Why did she wait so long to come forward? She should have known better. Why would she even trust him? She was asking for it.
Phrases like these boil down to victim-blaming, or the insistence on placing the responsibility for systemic societal issues on the individuals who are affected. These phrases become a way people understand sexual violence and interact with victim-survivors within a broader rape culture. Importantly, they can worsen the mental health effects for victim-survivors and keep women from coming forward to disclose their experience. Victim-blaming online is common, but much of the research examines the discourses of posts or the impersonal aspects, where strangers over the internet share their views. But what happens when young women read these phrases from family on social media?
In my recent article, I interviewed 33 young women college students about their negative online experiences.
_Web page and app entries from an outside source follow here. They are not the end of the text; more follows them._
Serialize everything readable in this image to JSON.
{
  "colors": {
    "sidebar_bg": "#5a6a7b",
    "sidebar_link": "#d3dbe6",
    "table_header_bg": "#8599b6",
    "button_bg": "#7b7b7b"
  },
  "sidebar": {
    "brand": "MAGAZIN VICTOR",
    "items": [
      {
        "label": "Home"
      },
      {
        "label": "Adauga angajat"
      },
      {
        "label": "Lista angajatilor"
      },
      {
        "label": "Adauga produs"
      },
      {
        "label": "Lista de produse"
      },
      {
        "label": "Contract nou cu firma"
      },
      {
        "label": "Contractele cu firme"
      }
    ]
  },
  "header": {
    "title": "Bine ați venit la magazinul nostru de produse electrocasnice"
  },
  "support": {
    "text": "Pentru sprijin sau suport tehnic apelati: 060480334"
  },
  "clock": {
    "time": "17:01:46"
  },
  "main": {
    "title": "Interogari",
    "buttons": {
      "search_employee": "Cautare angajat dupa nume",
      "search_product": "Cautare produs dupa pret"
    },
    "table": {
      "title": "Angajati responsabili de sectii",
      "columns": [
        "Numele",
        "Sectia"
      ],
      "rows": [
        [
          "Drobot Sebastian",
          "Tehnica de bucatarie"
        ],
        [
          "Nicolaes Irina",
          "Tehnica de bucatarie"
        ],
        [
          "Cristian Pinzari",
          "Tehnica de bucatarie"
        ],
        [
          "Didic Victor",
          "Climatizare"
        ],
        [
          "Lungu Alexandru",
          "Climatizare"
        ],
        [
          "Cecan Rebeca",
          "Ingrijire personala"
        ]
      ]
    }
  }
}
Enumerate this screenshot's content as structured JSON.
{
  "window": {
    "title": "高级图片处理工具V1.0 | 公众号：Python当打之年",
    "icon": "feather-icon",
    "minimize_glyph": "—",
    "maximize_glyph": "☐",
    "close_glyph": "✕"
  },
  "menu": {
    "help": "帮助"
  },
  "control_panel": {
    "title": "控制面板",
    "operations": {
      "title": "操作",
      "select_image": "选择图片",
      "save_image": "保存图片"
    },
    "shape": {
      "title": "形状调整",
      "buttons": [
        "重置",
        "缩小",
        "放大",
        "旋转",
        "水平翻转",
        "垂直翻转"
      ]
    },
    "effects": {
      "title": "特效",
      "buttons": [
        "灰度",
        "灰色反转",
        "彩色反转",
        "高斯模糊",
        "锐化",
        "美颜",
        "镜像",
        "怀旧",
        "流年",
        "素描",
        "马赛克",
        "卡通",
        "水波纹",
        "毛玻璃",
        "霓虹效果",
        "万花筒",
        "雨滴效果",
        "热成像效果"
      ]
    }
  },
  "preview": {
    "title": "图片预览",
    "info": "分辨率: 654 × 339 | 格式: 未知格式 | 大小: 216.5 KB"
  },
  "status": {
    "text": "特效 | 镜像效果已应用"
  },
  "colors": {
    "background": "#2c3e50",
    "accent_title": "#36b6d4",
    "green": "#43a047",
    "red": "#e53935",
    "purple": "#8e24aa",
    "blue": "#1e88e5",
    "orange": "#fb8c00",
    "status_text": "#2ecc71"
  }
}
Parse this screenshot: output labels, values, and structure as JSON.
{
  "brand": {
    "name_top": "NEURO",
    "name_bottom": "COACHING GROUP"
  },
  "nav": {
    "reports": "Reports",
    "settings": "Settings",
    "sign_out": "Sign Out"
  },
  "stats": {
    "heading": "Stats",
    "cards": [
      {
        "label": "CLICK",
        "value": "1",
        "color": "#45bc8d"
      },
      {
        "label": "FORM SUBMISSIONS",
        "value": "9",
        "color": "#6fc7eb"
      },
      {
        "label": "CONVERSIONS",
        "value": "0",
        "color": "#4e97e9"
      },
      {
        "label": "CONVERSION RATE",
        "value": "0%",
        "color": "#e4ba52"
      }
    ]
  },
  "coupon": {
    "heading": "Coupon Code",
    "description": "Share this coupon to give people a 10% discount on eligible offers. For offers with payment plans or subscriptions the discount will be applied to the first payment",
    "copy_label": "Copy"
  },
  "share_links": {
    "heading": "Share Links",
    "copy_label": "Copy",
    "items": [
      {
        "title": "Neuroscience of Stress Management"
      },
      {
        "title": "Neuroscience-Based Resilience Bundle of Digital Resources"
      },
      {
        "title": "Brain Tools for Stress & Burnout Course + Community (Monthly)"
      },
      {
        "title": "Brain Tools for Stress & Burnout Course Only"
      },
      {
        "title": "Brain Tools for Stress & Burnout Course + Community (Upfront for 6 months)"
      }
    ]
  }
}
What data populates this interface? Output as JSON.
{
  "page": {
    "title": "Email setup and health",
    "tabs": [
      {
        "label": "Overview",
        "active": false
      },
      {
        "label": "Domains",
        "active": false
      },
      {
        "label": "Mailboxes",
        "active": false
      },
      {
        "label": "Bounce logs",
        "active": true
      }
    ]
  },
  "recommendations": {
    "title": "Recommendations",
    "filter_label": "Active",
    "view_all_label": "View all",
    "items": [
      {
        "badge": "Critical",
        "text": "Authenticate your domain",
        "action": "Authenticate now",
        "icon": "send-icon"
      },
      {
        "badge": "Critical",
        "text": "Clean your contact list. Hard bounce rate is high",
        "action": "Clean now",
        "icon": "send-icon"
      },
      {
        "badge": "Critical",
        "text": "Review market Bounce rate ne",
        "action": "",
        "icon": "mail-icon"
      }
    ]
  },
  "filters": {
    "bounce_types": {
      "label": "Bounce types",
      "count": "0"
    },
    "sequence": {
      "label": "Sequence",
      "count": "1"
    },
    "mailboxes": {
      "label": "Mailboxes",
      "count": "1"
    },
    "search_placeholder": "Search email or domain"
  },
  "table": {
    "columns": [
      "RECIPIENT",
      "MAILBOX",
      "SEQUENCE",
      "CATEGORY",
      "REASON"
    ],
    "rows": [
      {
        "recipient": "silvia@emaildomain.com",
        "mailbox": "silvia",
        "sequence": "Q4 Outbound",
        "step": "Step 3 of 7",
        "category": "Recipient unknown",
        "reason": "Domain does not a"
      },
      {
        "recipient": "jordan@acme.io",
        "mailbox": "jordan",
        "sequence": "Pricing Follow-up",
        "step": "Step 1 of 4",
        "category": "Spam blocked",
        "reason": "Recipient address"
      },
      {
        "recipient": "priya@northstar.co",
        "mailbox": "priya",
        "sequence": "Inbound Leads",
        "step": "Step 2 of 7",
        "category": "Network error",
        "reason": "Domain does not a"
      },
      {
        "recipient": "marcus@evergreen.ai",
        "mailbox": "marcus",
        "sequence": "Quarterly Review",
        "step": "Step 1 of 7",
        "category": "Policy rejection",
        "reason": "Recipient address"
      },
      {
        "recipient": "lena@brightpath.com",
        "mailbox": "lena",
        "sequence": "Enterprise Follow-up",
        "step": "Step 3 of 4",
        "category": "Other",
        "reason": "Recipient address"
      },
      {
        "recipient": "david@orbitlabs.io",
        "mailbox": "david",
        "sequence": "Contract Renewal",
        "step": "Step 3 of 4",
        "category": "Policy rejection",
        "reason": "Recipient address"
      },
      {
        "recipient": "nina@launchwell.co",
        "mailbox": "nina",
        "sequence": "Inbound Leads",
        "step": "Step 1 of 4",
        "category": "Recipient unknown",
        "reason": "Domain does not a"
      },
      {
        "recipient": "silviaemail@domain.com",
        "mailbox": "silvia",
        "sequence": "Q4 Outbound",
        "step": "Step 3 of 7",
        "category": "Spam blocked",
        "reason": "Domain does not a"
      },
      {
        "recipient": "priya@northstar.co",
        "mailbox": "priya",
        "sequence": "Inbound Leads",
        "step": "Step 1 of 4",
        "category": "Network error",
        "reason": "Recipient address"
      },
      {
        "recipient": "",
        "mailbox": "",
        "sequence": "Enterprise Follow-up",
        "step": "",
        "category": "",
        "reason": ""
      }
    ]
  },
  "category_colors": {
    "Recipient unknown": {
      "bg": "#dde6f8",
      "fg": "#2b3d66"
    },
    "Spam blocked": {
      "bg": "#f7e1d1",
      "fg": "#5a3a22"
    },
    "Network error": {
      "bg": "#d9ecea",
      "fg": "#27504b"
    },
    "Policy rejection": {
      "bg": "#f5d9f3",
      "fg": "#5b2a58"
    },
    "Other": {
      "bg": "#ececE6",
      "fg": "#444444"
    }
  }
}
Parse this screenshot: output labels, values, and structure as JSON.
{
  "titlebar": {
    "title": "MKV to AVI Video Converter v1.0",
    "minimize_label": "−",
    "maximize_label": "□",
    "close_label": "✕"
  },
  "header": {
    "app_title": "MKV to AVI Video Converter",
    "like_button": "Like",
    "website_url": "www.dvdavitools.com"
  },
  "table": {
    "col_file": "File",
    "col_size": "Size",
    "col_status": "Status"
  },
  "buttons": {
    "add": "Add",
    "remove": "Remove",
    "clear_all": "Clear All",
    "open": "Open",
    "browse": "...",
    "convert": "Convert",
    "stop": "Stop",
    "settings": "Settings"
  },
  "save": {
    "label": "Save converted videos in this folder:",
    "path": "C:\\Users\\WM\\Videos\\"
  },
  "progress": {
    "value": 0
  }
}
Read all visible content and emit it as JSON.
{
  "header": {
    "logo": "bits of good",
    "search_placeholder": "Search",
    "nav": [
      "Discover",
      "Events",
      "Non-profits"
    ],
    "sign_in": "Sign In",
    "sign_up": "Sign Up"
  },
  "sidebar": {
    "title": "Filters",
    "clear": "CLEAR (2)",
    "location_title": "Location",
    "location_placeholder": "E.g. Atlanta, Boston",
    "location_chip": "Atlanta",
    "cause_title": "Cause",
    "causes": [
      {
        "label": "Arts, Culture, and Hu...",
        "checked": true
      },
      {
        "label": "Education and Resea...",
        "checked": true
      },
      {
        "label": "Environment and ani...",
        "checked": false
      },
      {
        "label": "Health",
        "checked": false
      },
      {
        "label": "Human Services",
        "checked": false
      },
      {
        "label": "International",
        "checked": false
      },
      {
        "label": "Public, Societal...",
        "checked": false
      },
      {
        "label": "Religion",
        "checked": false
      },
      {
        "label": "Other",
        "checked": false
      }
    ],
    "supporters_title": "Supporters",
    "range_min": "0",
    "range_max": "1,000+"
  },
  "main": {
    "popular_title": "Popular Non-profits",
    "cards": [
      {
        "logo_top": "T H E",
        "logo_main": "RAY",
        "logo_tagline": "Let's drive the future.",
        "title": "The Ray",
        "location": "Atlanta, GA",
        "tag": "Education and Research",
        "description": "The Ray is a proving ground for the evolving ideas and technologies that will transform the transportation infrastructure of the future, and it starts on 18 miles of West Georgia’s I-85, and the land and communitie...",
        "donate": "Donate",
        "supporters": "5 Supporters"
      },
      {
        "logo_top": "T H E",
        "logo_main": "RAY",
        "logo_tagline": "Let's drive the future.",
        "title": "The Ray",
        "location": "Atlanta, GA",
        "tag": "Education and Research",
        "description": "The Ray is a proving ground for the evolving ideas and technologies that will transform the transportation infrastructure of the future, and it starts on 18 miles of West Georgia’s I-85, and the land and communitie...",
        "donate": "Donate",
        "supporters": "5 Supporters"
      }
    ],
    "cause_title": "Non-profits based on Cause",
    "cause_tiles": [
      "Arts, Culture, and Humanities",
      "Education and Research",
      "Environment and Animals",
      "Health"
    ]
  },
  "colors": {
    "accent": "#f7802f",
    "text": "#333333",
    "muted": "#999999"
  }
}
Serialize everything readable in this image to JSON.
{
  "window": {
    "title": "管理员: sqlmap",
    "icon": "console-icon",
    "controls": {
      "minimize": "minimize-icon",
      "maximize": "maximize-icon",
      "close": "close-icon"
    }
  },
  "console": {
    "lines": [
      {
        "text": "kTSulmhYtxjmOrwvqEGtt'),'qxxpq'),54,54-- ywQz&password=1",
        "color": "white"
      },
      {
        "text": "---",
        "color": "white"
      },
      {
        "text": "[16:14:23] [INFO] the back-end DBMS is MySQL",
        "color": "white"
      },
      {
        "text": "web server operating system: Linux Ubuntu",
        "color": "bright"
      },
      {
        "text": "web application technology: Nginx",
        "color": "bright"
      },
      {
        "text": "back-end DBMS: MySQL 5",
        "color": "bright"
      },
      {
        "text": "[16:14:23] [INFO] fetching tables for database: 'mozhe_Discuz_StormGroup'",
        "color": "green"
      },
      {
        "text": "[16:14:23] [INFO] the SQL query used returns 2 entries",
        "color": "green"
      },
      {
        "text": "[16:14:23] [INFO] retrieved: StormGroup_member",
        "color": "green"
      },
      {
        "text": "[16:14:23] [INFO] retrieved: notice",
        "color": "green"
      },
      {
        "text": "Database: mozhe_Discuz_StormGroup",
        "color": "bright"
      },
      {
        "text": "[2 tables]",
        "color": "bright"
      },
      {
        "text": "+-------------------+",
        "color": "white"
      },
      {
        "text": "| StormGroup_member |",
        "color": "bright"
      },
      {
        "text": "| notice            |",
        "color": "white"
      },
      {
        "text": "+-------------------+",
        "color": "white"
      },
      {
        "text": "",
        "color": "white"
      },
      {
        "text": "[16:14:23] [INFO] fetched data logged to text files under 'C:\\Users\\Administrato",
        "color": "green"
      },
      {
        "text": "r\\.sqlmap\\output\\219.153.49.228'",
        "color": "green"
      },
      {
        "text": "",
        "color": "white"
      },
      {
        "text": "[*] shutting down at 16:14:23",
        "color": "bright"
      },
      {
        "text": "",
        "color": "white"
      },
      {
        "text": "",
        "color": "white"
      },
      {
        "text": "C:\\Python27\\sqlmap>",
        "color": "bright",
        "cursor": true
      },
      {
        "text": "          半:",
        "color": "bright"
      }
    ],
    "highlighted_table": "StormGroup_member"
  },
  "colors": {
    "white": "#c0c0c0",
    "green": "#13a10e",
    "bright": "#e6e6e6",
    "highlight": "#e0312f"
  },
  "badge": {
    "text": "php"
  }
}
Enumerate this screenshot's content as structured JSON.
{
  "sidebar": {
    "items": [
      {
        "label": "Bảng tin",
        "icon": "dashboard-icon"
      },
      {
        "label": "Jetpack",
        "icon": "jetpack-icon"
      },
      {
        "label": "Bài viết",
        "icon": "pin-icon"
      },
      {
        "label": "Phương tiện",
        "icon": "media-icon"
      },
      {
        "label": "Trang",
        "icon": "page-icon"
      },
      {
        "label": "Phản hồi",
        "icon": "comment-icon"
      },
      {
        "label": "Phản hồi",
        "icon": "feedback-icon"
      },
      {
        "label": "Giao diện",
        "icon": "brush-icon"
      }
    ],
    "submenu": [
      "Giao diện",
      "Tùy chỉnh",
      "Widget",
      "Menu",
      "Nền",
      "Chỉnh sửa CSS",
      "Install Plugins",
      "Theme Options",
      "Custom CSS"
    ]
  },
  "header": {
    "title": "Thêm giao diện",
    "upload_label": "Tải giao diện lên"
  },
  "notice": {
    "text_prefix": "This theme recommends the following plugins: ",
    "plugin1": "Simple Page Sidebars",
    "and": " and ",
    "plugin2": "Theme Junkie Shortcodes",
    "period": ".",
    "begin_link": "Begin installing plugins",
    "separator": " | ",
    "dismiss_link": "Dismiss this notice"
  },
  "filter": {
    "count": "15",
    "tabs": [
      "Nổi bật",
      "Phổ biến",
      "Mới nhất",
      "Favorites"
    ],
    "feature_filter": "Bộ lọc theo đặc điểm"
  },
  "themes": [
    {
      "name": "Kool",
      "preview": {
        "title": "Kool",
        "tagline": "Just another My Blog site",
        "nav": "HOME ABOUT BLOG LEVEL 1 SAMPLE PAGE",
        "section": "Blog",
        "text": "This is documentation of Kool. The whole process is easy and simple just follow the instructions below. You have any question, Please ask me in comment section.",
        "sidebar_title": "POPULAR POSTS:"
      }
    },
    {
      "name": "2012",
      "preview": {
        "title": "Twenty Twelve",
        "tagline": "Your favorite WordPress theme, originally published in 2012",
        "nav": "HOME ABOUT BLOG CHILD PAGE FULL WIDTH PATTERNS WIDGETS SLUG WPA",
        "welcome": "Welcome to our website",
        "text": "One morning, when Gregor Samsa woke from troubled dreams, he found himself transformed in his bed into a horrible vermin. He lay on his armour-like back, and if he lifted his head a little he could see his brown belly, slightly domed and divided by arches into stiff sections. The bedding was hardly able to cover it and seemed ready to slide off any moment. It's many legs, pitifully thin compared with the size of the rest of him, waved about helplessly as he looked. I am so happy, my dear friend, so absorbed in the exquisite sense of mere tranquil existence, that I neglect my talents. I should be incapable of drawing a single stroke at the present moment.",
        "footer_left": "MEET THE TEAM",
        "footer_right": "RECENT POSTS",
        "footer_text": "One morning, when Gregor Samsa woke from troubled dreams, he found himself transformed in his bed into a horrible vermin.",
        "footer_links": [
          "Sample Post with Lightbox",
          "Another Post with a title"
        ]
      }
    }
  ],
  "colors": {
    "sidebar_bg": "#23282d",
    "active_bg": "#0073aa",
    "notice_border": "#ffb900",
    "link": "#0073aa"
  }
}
Rather than share stories of anonymous trolls targeting women with overt sexism, the young women I talked to more often described family being a primary source of mistreatment. In fact, I heard one example repeatedly: family members’ negative comments about women and women’s issues are frequent and incredibly frustrating. High-profile events surrounding sexual violence, especially in the wake of #MeToo, means young women are seeing lots of content and commentary from strangers, but also friends and family. Respondents shared how family members repost memes and other content that minimize the depth and scope of women’s mistreatment. Notably, they recalled seeing family members, including those they thought were generally more progressive, blame victim-survivors, make fun of children who were kidnapped and assaulted, and claim women who came forward about their assault were lying or simply looking for attention.
Social media has broadened our access to our family’s mundane life events but also their politics, and some family members can feel very comfortable extending their commentary and opinions onto their relatives’ social media posts. Many young women shared stories of family members directly commenting on their posts about feminist issues, such as the pink tax, domestic violence, and sexual violence to attempt to delegitimatize the post as “fake news” or otherwise misinformation. Some family members escalated the situation further, calling and texting young women to address their “political” post or demand the woman delete their post altogether.
While blocking someone seems like a straightforward strategy to avoid this type of interaction, the fact that this involves family complicates the situation. While women of color were most likely to call-out family members for harmful views, many respondents feared defending their posts too aggressively, and were hesitant to block family, since they would have to confront these very people when they went home. The strategy they chose as most useful was silence.
Silence here involves posting less often about social issues women cared about, which has larger democratic costs. But silence also extends to not disclosing their experiences of sexual violence. Victim-blaming and aggressive backlash to their own posts about sexual violence meant young women identified who they could not trust to believe or support them. Twenty-six women in the study had experienced sexual harassment on a selfie, but shared they did not share this with family because it was their fault for posting the picture. Ten women in the study had been raped by men they met online, including four women who were targeted from as young as the age of ten. Seeing their family victim-blame was part of what motivated these respondents to keep their sexual victimization to themselves. This was even true for women who were never assaulted, but nevertheless felt as though their family’s negative reactions to others’ disclosure was enough evidence that they would not have a support system in place.
When the primary advice for navigating harmful interactions online is “don’t feed the trolls,” silence in the forms of not responding to antagonizers or no longer posting at all become not only practical strategies to avoid further abuse, but also strategies that are institutionally encouraged. As my research points out, though, this silence can also extend to not disclosing sexual violence, which has real costs for women college students across race and sexual orientation. Women in college are at an extreme risk for sexual violence; disclosure after victimization can be the first step to recovery as well as seeking recourse. Yet young women’s disclosure is made significantly more difficult when their social media is saturated with victim-blaming narratives from news media, strangers, and family, and when their universities’ continue to have control over the pathway following survivors’ reports of sexual violence. As collective efforts continue to draw awareness to sexual violence, combat rape myths, and demand accountability online, we should be aware of the ways close family members contribute to repression.
Stephanie M. Ortiz (@SmoSaidSo) is an Assistant Professor of Sociology at UMass Lowell specializing in everyday racism and sexism.